> [THE PROBLEM]: Show every line of the data where the word "Machine" can be found.

Recorded data:
○ ○ ○ ○
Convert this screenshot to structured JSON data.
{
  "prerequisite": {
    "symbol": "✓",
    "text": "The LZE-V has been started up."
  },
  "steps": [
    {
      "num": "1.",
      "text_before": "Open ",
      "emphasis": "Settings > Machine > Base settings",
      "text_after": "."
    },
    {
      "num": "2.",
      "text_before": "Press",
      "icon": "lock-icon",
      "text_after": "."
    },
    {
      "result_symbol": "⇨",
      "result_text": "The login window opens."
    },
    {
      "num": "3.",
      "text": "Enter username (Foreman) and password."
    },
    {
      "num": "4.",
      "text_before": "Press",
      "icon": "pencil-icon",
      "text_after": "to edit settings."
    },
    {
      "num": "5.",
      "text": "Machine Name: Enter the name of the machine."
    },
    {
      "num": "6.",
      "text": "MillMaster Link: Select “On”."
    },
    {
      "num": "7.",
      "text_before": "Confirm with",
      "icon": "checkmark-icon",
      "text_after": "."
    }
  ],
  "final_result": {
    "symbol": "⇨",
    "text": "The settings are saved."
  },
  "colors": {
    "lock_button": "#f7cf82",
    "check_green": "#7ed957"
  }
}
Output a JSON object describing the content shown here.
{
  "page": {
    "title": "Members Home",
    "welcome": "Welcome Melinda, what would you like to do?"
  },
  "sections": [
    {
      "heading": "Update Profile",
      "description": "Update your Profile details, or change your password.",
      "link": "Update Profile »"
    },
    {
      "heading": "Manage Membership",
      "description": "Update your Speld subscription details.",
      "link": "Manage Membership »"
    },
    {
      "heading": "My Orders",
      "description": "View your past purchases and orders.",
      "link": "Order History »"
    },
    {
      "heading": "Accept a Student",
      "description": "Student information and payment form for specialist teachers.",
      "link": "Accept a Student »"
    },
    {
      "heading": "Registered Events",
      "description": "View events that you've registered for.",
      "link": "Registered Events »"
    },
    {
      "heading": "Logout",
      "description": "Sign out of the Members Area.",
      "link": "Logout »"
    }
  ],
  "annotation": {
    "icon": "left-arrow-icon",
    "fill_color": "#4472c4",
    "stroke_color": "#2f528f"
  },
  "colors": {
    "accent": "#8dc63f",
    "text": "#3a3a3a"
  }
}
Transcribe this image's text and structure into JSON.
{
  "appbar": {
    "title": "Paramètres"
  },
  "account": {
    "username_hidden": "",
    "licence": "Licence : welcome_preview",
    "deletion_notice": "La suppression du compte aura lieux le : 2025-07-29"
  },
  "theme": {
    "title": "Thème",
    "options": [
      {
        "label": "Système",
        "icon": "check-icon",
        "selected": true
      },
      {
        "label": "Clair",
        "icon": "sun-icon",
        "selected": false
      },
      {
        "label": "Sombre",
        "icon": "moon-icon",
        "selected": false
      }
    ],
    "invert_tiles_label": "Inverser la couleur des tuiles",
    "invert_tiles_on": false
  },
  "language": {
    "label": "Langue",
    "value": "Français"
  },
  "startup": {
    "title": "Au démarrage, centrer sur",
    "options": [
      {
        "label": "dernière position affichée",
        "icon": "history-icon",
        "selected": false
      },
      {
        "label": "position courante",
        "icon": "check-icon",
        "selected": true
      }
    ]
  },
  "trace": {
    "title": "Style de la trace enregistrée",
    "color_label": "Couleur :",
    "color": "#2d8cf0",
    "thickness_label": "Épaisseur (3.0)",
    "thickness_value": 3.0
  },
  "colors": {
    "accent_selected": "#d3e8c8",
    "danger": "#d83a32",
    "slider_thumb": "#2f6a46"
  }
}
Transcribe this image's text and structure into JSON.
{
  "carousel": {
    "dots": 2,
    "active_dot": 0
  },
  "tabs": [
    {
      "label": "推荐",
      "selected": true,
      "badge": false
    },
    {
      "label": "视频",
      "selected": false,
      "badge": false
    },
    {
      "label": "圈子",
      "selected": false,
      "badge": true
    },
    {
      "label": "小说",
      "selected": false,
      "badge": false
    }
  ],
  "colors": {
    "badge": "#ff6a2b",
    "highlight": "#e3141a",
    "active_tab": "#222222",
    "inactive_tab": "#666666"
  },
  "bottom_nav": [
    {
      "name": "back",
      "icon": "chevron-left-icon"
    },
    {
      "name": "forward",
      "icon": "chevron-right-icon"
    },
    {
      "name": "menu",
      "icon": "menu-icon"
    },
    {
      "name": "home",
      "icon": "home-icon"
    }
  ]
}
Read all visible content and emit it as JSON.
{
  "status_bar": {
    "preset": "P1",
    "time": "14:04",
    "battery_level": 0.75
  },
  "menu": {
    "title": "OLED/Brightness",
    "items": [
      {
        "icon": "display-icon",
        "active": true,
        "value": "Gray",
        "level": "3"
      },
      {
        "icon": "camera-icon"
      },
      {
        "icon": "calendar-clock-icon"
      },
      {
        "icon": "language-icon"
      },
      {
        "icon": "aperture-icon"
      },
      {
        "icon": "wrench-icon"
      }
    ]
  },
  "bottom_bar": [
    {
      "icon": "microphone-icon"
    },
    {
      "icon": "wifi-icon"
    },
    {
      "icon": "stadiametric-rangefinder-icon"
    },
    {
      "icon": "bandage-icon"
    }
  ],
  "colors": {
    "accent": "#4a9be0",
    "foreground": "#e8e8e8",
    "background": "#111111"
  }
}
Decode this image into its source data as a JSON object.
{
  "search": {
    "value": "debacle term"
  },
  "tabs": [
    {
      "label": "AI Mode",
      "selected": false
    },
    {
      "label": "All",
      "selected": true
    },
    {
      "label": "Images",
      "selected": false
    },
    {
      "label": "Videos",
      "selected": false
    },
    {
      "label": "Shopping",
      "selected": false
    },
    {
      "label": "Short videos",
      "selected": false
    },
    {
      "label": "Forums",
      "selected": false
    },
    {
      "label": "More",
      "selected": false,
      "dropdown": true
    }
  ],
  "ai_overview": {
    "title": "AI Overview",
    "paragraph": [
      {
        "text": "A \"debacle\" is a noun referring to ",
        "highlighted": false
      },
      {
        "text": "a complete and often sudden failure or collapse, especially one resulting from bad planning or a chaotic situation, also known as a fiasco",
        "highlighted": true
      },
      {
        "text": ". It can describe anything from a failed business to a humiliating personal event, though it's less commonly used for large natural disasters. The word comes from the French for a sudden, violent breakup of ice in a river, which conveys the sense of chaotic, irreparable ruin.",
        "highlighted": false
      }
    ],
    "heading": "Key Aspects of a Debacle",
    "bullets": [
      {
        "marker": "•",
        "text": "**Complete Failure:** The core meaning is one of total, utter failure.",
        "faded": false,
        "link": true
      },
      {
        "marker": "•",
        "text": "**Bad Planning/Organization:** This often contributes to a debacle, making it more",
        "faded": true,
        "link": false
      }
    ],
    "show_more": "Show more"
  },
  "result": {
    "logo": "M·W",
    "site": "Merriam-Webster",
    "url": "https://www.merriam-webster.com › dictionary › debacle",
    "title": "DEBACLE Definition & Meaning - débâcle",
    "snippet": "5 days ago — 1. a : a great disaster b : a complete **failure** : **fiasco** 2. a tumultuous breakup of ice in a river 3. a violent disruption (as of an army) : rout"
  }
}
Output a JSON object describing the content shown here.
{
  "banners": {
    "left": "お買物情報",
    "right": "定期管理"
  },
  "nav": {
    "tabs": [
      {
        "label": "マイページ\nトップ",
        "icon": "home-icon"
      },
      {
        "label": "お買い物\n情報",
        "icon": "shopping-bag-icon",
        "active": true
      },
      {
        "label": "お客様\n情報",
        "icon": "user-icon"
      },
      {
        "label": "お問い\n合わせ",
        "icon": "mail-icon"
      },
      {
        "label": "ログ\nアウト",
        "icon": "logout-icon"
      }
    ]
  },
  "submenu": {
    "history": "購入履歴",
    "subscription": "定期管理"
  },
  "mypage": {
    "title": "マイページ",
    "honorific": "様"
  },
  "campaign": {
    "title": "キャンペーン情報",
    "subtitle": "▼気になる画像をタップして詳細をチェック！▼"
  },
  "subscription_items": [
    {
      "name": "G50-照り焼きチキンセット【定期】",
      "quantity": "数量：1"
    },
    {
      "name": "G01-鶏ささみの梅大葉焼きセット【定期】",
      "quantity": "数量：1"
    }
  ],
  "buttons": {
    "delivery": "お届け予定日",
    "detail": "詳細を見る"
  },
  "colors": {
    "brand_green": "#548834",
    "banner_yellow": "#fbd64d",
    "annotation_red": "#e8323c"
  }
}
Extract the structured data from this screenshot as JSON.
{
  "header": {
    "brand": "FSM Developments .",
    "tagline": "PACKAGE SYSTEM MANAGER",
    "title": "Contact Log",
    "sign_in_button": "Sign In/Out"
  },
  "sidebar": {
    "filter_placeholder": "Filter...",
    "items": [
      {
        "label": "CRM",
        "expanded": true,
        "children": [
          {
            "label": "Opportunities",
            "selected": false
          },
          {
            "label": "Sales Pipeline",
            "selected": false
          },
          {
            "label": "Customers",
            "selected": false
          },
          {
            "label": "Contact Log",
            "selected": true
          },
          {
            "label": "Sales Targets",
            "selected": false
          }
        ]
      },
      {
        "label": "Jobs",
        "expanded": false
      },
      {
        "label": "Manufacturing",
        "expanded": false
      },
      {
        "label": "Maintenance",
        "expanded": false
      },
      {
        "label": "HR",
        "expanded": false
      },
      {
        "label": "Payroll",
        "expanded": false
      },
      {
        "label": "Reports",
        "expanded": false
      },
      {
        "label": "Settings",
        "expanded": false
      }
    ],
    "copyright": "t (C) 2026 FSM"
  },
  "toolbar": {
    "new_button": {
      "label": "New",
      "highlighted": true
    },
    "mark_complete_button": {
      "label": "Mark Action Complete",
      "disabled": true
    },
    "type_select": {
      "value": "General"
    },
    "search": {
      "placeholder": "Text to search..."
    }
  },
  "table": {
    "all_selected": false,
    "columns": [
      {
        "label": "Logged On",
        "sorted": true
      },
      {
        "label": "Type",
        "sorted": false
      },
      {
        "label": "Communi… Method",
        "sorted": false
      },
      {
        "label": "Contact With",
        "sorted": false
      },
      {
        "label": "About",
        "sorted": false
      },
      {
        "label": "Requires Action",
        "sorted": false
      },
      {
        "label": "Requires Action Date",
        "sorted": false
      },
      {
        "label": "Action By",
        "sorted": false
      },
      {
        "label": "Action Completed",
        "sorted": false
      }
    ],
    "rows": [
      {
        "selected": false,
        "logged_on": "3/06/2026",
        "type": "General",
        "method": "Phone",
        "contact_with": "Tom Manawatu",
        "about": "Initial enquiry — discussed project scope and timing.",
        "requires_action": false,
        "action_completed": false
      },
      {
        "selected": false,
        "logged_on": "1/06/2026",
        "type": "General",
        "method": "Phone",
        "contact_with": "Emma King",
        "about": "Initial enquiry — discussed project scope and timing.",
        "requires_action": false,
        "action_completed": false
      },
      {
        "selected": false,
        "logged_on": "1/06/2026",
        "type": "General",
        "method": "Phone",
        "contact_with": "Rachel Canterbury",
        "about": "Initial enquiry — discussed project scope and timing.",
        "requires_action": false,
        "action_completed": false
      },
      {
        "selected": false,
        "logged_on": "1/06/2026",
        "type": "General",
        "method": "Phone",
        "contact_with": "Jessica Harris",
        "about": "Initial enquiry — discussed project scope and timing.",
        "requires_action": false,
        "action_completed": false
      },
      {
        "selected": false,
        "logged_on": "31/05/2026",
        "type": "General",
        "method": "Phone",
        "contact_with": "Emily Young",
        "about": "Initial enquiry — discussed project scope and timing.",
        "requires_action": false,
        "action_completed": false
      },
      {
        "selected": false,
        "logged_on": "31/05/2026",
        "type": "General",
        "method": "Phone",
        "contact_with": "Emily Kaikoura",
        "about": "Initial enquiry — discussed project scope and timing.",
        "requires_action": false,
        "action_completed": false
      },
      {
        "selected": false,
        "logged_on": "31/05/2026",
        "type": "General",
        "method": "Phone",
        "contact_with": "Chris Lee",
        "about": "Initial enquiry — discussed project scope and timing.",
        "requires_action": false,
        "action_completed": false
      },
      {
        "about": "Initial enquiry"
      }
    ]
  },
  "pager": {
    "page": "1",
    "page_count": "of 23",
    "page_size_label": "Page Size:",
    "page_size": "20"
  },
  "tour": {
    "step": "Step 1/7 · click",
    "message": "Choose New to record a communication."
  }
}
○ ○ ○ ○
> [RESULT FOR THIS EXERCISE]:
      "emphasis": "Settings > Machine > Base settings",
      "text": "Machine Name: Enter the name of the machine."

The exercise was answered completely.